  7. Isn't that fairly significant though? Any holes that you can poke in the squishy pieces protected by armor are going to be pretty significant. Anything in the helmet area is going to end the fight, and pretty much any holes in the torso are going to cause some significant discomfort. Maybe a clean in 'n out with a needle wouldn't kill somebody, but once it's in there'll be some twisting and thrusting. Maybe give it a serrated edge for funsies. A cuendillar piercing weapon would even counter most forms of cuendillar armor. Armor's gotta have gaps or holes to be useful, and tiny weapons are better at slipping in there. To take the idea to its extreme - http://tvtropes.org/pmwiki/pmwiki.php/Main/SharpenedToASingleAtom I agree that melee weapons aren't the most destructive thing that would come from cuendillar though. Simply the first.

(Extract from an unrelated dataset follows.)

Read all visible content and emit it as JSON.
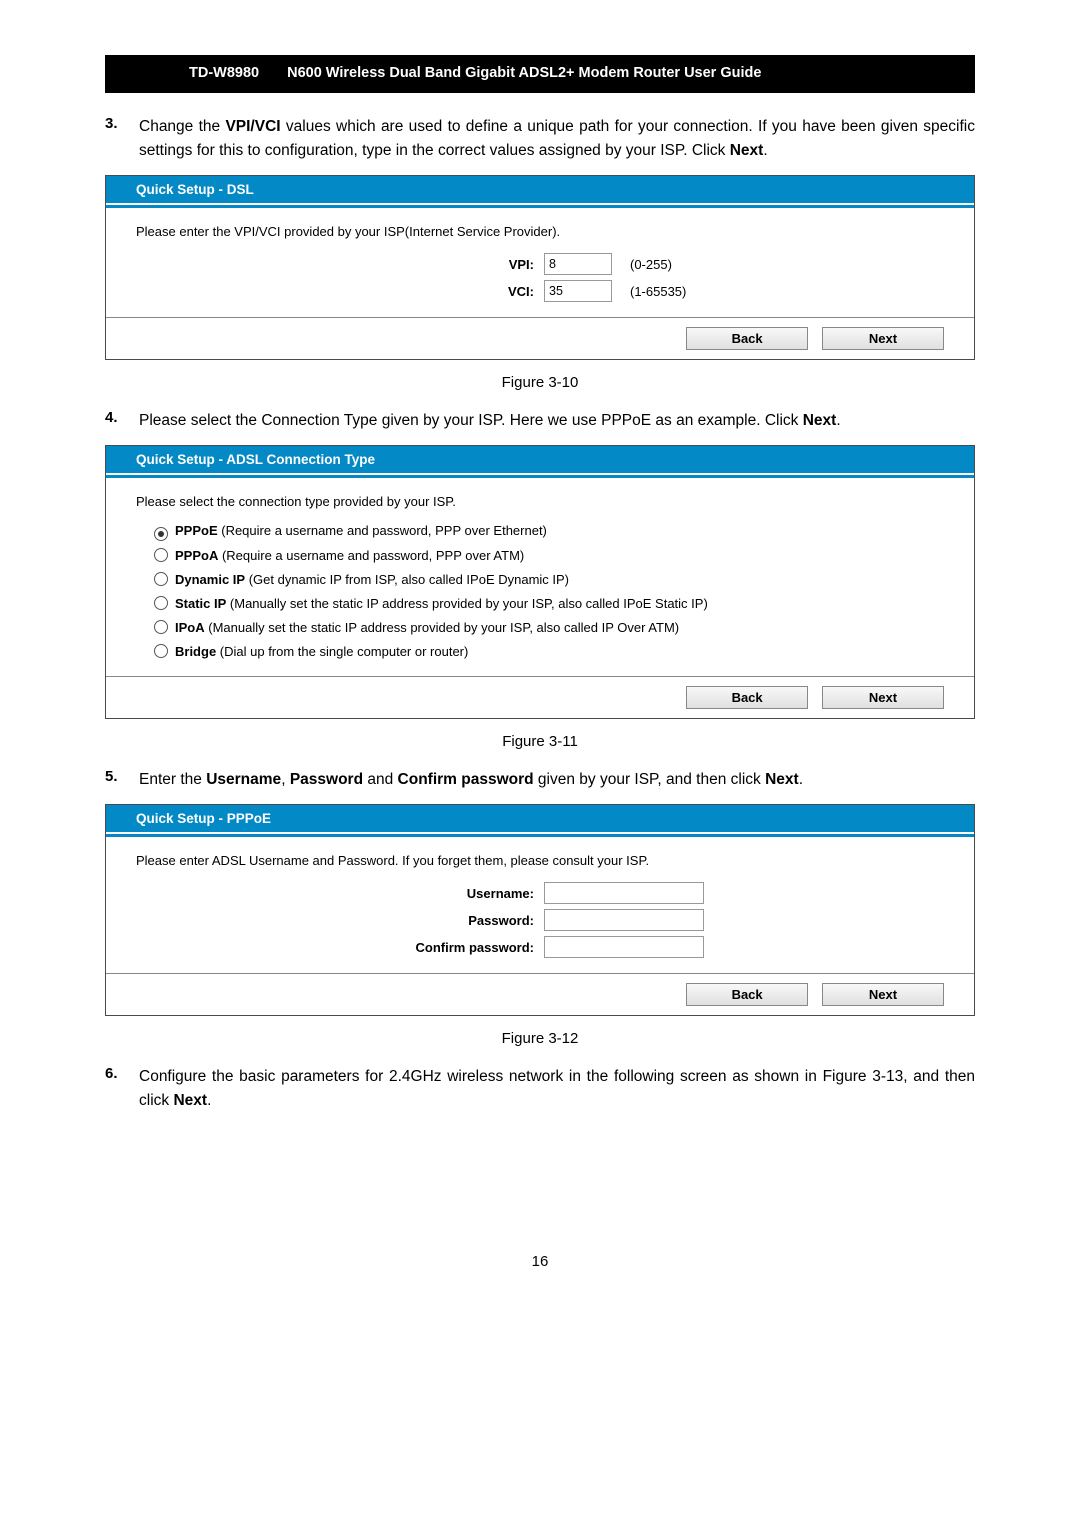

  8. You're only thinking of making existing weapons out of cuendillar though. Think what you could do when you're no longer concerned about the weapon's strength. Take a 5 pound hammerhead. Add a 1 foot long needle that's about 1 mm thick to the end of it. Since that needle isn't going to snap off, imagine the puncturing pressure that thing is going to have if you swing it with any force. Or a semi-disposable long spear with that same needle end, only add barbs to it. Thrust that into somebody and just leave it in them, they're not getting it out on the battlefield and their mobility is ruined.

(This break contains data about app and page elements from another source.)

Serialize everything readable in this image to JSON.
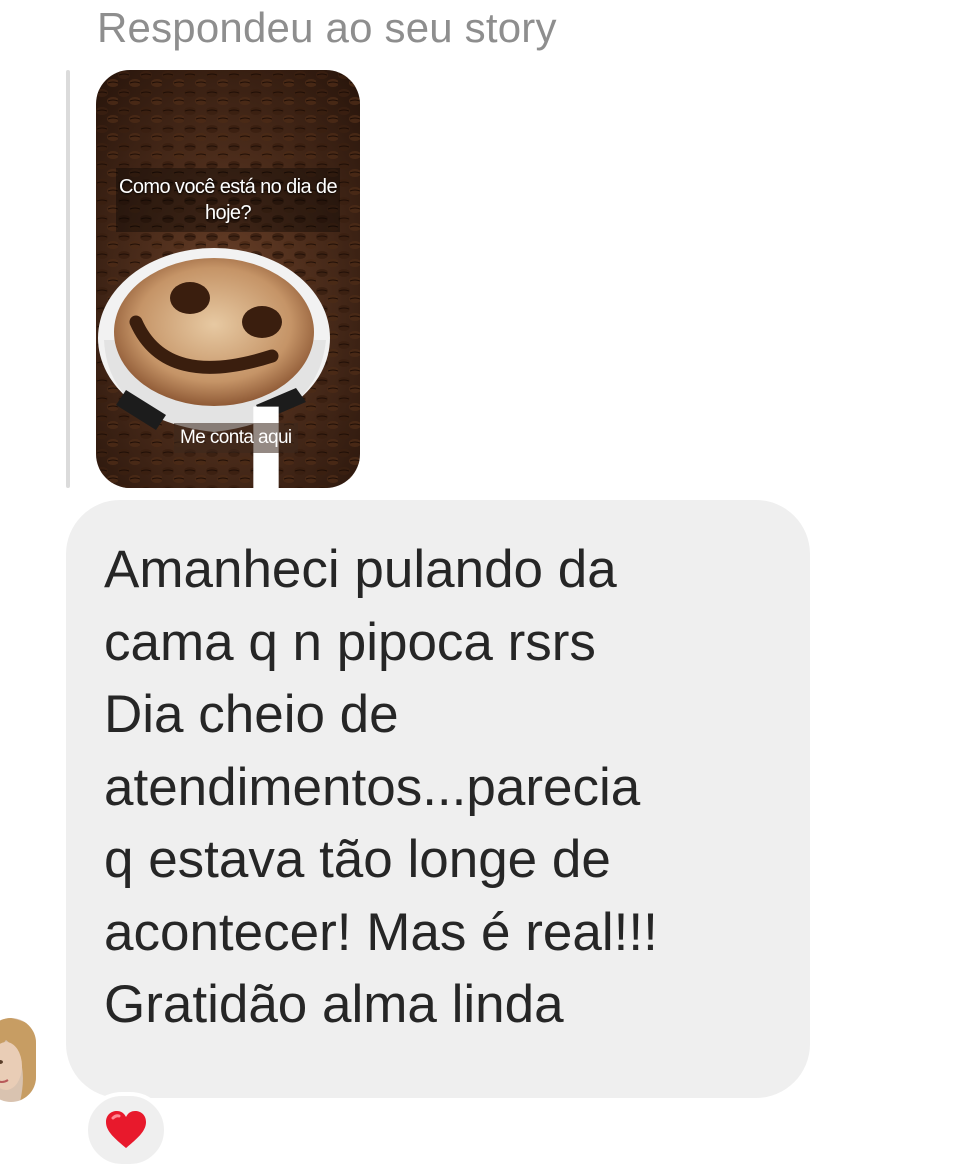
{
  "reply_header": "Respondeu ao seu story",
  "story": {
    "question": "Como você está no dia de hoje?",
    "cta": "Me conta aqui",
    "image": "coffee-cup-with-smiley-face-on-coffee-beans"
  },
  "message": {
    "text": "Amanheci pulando da\ncama q n pipoca rsrs\nDia cheio de\natendimentos...parecia\nq estava tão longe de\nacontecer! Mas é real!!!\nGratidão alma linda"
  },
  "reaction": {
    "emoji": "❤️",
    "icon": "red-heart-icon",
    "color": "#e8192c"
  },
  "colors": {
    "bubble": "#efefef",
    "text": "#262626",
    "muted": "#8e8e8e"
  }
}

  9. Hmm. I could've sworn it would be as simple as ctrl-f, "his bed", but apparently Ol' RJ was quite fond of lots of things happening in "his bed" This hardly proves my point, but feel free to help yourself to a mental picture of Cadsuane and Rand in warderly bliss. I've got a few things to do, but I'll see if I can back up my assertions with some references a bit later.

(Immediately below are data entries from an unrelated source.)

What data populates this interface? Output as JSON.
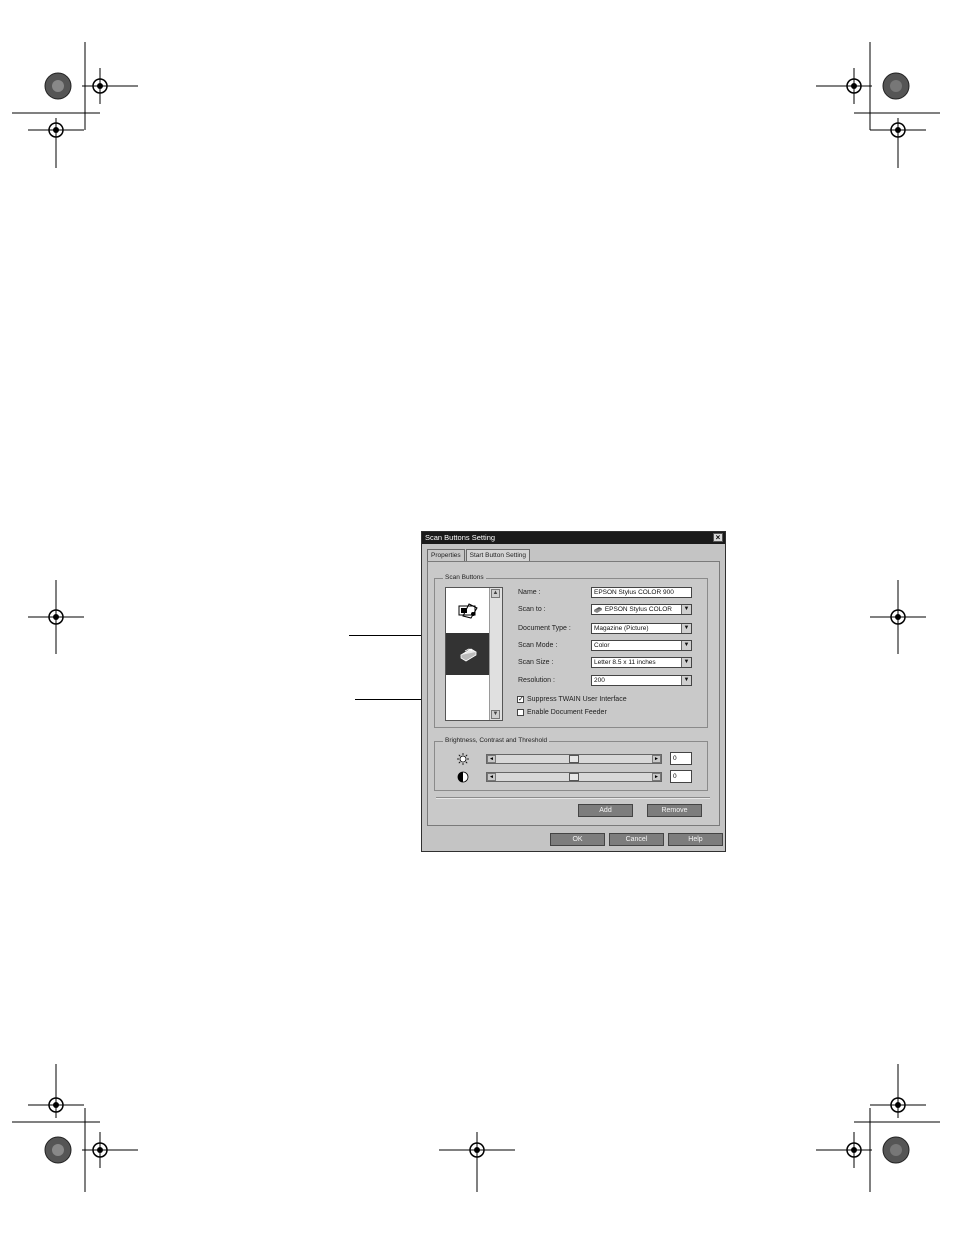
{
  "dialog": {
    "title": "Scan Buttons Setting",
    "close_glyph": "×",
    "tabs": [
      {
        "label": "Properties"
      },
      {
        "label": "Start Button Setting"
      }
    ],
    "scan_buttons": {
      "group_title": "Scan Buttons",
      "list_items": [
        {
          "icon": "scanner-image-icon"
        },
        {
          "icon": "printer-icon",
          "selected": true
        }
      ],
      "scroll_up": "▲",
      "scroll_down": "▼"
    },
    "fields": {
      "name": {
        "label": "Name :",
        "value": "EPSON Stylus COLOR 900"
      },
      "scan_to": {
        "label": "Scan to :",
        "value": "EPSON Stylus COLOR"
      },
      "document_type": {
        "label": "Document Type :",
        "value": "Magazine (Picture)"
      },
      "scan_mode": {
        "label": "Scan Mode :",
        "value": "Color"
      },
      "scan_size": {
        "label": "Scan Size :",
        "value": "Letter 8.5 x 11 inches"
      },
      "resolution": {
        "label": "Resolution :",
        "value": "200"
      }
    },
    "dropdown_arrow": "▼",
    "checkboxes": [
      {
        "label": "Suppress TWAIN User Interface",
        "checked": true,
        "mark": "✓"
      },
      {
        "label": "Enable Document Feeder",
        "checked": false,
        "mark": ""
      }
    ],
    "adjust": {
      "group_title": "Brightness, Contrast and Threshold",
      "sliders": [
        {
          "icon": "brightness-icon",
          "value": "0",
          "level": 0.5
        },
        {
          "icon": "contrast-icon",
          "value": "0",
          "level": 0.5
        }
      ],
      "left_arrow": "◄",
      "right_arrow": "►"
    },
    "buttons": {
      "add": "Add",
      "remove": "Remove",
      "ok": "OK",
      "cancel": "Cancel",
      "help": "Help"
    }
  }
}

  10. You don't see it often, but it's never far from their minds. Moiraine ruled out the horizontal hugging as a method of controlling Rand by seeing that it ended in future disaster. There are several instances where it's mentioned by Aes Sedai that slipping one of their number into Rand's bed would be a good way to get him under control. Lan gets Aes-banged as part of his feel-good therapy.
  11. Or, if I may be as forward as a Saldean farmgirl at harvest, maybe you just can't get babies that way.
  12. I'd suspect that it could be used that way intentionally, but it doesn't do it inherently. It wouldn't be much of a stretch at all to imagine the herb ladies that are in every single city/village having a common remedy that prevents such troubles, for the Powered and unPowered alike.
  13. And would you end up with a liquid, completely unable to transport oxygen? Or would it solidify the entire bloodstream, leaving you with a perfect model of the circulatory system? I suspect the first, but if a chain fuses, then perhaps the second....
  14. I'm on to A Crown of Swords now, and while the cover art is much more subdued (yay), it brings up a question I've been curious about for a while.... Did they pay a bunch of hobos some cheap booze to bind these books? I think tEotW is the only paperback in the series that isn't falling apart in some way. For aCoS, Chapter 14 and beyond are completely separated from the rest of the book, though mostly still glued to itself. I'm going to lose the first few pages of 14 the first time I try reading outside on a windy day though. I can't recall which has which, but between Fires and Shadow Rising, one of them has the cover completely separated, and one has the back cover torn off because the cover started to unglue and catch on everything weirdly. The other books in the series that aren't mid-self-destruct are well on their way to starting. Every read through causes a few more pages to separate more from the glue and hang on by their last precious half inch. I like to think I'm not terribly rough on books, but this series alone seems to crumble at my touch. Every other series I have is holding up fine. Anybody else share my experience, or am I secretly a monster? Well, me and Maedelin, the Book-Bender.